Thursday, January 29, 2009

Olmert Lays Cards on the Table- but how is the deck stacked after the Gaza War?

Here is what Obama's ace Middle-East envoy was told by Lame duck PM Ehud Olmert, according to the Israeli press today, when the Israeli leader laid all his cards on the table:

Israel promised to remove 60,000 settlers from the West Bank; to withdraw to the 1967 borders with border revisions so that it keeps the large settlement blocs and in return, to give the Palestinians equal territory in southern Israel; to divide Jerusalem and to transfer East Jerusalem neighborhoods to Palestinian sovereignty while establishing an international authority for the holy places; to ensure territorial contiguity for the Palestinian state by means of elevated or underground roads between the West Bank and the Gaza Strip; Israel would not take in any refugees. Shimon Shiffer notes that political figures realize that this news requires all the candidates for prime minister to relate to it, particularly Kadima candidate Tzippi Livni, as she was a full partner to the negotiations.

The Palestinian Authority is said to have backed away from the negotiation table once they learned that Israeli elections are to be held in February. The West Bank Palestinians indicated they are unwilling to trust the current negotiators because it is the incoming government who would be implementing any promises--- or not. But there are signs that political pragmatists may be prevailing inside Gaza after three weeks of war, and a lasting truce may be hammered out if Hamas "unclenches its fist", in the parlance of the new US president, and cuts a deal. Without crossings open for trade as well as aid, the tunneling on the southern border will be almost impossible to stop.

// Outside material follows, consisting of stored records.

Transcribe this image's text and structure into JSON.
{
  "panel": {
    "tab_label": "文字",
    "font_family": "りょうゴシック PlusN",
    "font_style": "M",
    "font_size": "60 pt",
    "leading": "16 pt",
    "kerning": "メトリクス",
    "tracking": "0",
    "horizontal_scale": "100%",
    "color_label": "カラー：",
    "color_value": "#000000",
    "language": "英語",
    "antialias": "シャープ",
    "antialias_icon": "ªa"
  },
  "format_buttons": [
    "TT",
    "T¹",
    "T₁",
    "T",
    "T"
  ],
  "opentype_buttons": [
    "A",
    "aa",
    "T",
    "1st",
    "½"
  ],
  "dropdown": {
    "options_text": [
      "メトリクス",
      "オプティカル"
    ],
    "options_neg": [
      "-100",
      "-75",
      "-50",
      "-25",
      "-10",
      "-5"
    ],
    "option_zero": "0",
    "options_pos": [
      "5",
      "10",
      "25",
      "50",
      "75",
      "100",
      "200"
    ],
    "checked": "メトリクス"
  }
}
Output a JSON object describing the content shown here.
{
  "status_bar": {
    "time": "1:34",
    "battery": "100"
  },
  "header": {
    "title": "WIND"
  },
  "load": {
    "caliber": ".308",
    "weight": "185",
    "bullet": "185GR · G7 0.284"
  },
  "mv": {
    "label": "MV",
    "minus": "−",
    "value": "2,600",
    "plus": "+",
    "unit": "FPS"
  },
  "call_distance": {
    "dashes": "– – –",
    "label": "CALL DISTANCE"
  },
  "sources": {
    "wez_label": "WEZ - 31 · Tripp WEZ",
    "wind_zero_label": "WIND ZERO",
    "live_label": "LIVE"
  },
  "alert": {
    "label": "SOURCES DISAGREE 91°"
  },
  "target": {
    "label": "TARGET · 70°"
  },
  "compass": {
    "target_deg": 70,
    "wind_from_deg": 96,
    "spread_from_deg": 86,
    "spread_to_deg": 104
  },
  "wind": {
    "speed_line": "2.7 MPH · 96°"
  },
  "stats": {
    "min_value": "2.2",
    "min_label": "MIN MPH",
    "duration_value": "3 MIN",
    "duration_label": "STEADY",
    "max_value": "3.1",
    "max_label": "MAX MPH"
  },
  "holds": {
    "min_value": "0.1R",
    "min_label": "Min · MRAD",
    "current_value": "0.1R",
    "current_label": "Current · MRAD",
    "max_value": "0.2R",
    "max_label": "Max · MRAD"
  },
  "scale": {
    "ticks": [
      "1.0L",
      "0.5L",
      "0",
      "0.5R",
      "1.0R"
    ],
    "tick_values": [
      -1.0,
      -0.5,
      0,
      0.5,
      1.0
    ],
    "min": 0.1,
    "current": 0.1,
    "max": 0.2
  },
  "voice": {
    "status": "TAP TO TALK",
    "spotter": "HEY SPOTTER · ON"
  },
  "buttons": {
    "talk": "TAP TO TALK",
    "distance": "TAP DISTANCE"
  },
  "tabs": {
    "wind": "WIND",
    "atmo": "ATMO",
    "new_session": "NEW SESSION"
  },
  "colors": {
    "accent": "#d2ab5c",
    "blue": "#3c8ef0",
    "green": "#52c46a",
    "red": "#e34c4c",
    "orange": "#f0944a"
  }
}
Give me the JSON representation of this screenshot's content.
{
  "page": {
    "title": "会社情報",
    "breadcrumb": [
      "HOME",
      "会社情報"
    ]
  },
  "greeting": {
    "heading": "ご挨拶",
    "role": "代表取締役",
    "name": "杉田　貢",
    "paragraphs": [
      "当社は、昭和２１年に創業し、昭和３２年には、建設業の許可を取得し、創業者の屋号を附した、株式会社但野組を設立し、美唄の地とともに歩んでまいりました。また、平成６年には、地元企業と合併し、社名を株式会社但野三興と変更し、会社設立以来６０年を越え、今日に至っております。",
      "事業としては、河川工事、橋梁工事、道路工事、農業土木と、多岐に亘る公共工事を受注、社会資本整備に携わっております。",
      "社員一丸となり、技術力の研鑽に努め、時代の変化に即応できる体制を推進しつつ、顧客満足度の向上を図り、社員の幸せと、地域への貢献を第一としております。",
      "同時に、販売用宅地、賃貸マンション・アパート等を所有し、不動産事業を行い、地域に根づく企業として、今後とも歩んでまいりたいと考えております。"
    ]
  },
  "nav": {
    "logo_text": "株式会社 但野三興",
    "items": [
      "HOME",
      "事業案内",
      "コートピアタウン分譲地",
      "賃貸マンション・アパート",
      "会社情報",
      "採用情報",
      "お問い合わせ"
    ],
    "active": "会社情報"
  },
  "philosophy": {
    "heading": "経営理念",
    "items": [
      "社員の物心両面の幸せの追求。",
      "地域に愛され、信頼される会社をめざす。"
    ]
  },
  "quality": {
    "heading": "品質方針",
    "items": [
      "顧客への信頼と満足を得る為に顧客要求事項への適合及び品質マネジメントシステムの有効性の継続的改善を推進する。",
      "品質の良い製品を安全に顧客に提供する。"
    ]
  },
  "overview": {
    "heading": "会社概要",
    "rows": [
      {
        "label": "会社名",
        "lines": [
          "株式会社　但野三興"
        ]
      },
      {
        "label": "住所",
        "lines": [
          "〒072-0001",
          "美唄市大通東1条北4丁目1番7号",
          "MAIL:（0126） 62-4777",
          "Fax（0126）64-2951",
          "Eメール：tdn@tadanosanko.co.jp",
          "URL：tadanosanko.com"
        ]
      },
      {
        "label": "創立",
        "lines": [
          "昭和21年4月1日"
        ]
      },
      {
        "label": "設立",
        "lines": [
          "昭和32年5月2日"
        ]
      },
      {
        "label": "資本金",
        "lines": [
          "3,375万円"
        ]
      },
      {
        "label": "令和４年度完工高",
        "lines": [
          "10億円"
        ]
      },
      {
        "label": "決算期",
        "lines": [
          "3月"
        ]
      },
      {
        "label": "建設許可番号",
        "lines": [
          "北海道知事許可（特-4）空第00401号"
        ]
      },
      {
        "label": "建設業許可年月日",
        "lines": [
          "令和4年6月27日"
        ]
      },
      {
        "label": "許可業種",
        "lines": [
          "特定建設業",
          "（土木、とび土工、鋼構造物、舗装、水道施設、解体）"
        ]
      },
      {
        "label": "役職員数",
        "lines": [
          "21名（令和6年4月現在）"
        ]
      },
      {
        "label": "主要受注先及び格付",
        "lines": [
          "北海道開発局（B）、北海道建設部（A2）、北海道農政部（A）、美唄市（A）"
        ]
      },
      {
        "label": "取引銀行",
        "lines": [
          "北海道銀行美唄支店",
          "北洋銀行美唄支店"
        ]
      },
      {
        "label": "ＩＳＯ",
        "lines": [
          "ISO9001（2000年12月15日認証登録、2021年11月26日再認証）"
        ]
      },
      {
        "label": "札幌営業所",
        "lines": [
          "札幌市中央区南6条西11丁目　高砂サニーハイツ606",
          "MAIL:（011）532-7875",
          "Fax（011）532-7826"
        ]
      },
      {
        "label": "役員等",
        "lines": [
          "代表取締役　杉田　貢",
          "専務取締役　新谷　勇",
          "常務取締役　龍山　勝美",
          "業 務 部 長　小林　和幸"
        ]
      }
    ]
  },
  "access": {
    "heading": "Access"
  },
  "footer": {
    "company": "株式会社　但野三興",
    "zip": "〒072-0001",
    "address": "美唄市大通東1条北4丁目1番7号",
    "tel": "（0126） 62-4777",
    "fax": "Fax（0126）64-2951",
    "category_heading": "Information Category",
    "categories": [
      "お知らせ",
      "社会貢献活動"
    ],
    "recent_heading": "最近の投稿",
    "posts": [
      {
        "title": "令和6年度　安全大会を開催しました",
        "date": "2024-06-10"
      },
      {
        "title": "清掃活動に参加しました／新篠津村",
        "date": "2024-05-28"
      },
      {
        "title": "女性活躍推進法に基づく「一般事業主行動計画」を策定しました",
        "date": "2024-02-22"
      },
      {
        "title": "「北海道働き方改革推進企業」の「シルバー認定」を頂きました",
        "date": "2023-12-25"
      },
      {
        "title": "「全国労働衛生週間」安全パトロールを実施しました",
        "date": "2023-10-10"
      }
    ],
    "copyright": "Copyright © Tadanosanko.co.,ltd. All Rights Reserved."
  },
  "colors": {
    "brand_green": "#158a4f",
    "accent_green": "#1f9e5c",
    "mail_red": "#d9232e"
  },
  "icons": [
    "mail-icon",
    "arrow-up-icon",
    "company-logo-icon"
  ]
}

"We want to be part of the international community," Hamas leader Ghazi Hamad told The Associated Press at the Gaza-Egypt border, where he was coordinating Arab aid shipments. "I think Hamas has no interest now to increase the number of crises in Gaza or to challenge the world."... Hamas politician Mushir Al-Masri, a staunch hard-liner, sounded a conciliatory note."We have our hands open to any country ... to open a dialogue without conditions," he said — clarifying that does not include Israel.

Proxies definitely are needed in these complex negotiations between politicians who won't speak to one another. Olmert also said that Israel would refuse to open the crossings into Gaza as long as the Franco-Israeli soldier, Gilad Shalit, is a Hamas hostage. Many Palestinians feel he is their trump card, and the only motivation for Israeli

It's instructive to look at the most recent fallout from the vaunted Northern Ireland peace agreements, for which special Middle East envoys George J Mitchell and Tony Blair have garnered enormous prestige as resolvers of blood feuds. Blood money may not be the way to buy peace or reconciliation, it turns out. In Belfast, relatives of IRA victims are saying "Not so fast" about accepting across-the-board payments of 12,000 pounds from the government.

Yesterday, a chaos of grief and recrimination re-erupted at a news conference after the announcement of payments to relatives of all 3700 people killed in "The Troubles". It is not so easy to resolve 30 years of sectarian violence that blighted Northern Ireland. The payment scheme was to include families of bungling IRA bombers who blew themselves up. On hearing this, some Protestants went ballistic, screaming at Sinn Fein's Gerry Adams, a paramilitary-turned-politician. (The violence so far has been verbal, thankfully, but this does not bode well for a peace settlement to endure.)

Cards may be on the table, but the house of cards that shuffling diplomats are constructing threatens to collapse at any moment. ANd we wonder what is tucked up the sleeves of the various players. Oy veh.

No comments: